If you deserve a compliment, just say, 'Thanks'


January 08, 1995|By DEBORAH JACOBS | DEBORAH JACOBS,Chronicle Features

Martha Bonneville's boss at CIBA Vision Corporation recently complimented her on a strategy that helped the company during a reorganization. "Thank you, but kudos go to the team," replied Ms. Bonneville, an area marketing manager in Atlanta. Although she knew the idea had been her own, she felt more comfortable sharing credit with other people in her work group than accepting the praise herself.

It might not have been a good move for someone who wants to get ahead in business. Yet was there really any harm in looking like a team player?

Maybe not, but rejecting a compliment is a disservice to the person offering it as well as the intended recipient, say psychologists and career counselors.

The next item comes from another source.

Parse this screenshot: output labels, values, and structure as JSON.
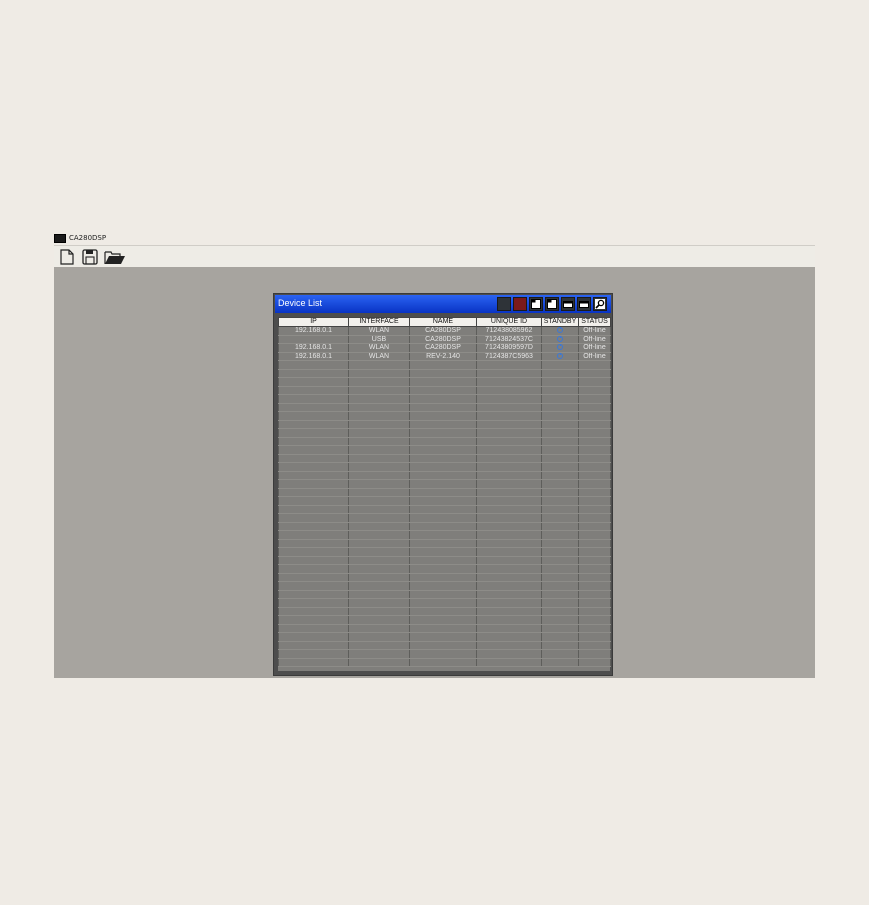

Comments like, "I'm just doing my job," devalue your work. The implication is that you think the person giving the praise has poor judgment.

People who deflect praise may damage their images, says Victoria Tashjian, president of Tashjian & Co., a Wilmington, Del., consulting firm. People think twice about whether these individuals have really done a good job on the tasks at hand and will be less inclined to commend them in the future.

What makes it so hard for people to accept a compliment gracefully? Many of us grew up with the adage "It's better to give than to receive," or learned from an early age not to grandstand. Perfectionists, who set high standards for their own performance, have trouble believing an accolade is genuine. And fiercely independent people may feel patronized or hesitant to accept anything that will put them in the speaker's debt.

The best thing is to just say "Thank you," says Albert J. Bernstein, a Vancouver, Wash., psychotherapist and author of the book "Sacred Bull: The Inner Obstacles That Hold You Back at Work and How To Overcome Them" (John Wiley & Sons, 1994). But people become anxious with a pause in the conversation and feel compelled to say more. They go overboard, with long-winded stories about how they accomplished a task or how hard they worked on a project. Meanwhile, the busy superior who has just delivered the commendation may be eager to move on to other business.

Some bosses intentionally play the office grapevine, planting positive feedback they're not comfortable delivering directly. These managers tend to praise people to third parties and hope the message will filter back to the deserving recipient. One antidote to the reticent boss is to blow your own horn and take the boss's silence as assent.

Deborah Jacobs, a business writer specializing in legal topics regularly contributes to the New York Times, Wall Street Journal, Forbes and Newsweek. Write to her c/o Chronicle Features, 870 Market St., Suite 1011, San Francisco, Calif. 94102. Please include your name, address and telephone number.

Baltimore Sun Articles
Please note the green-lined linked article text has been applied commercially without any involvement from our newsroom editors, reporters or any other editorial staff.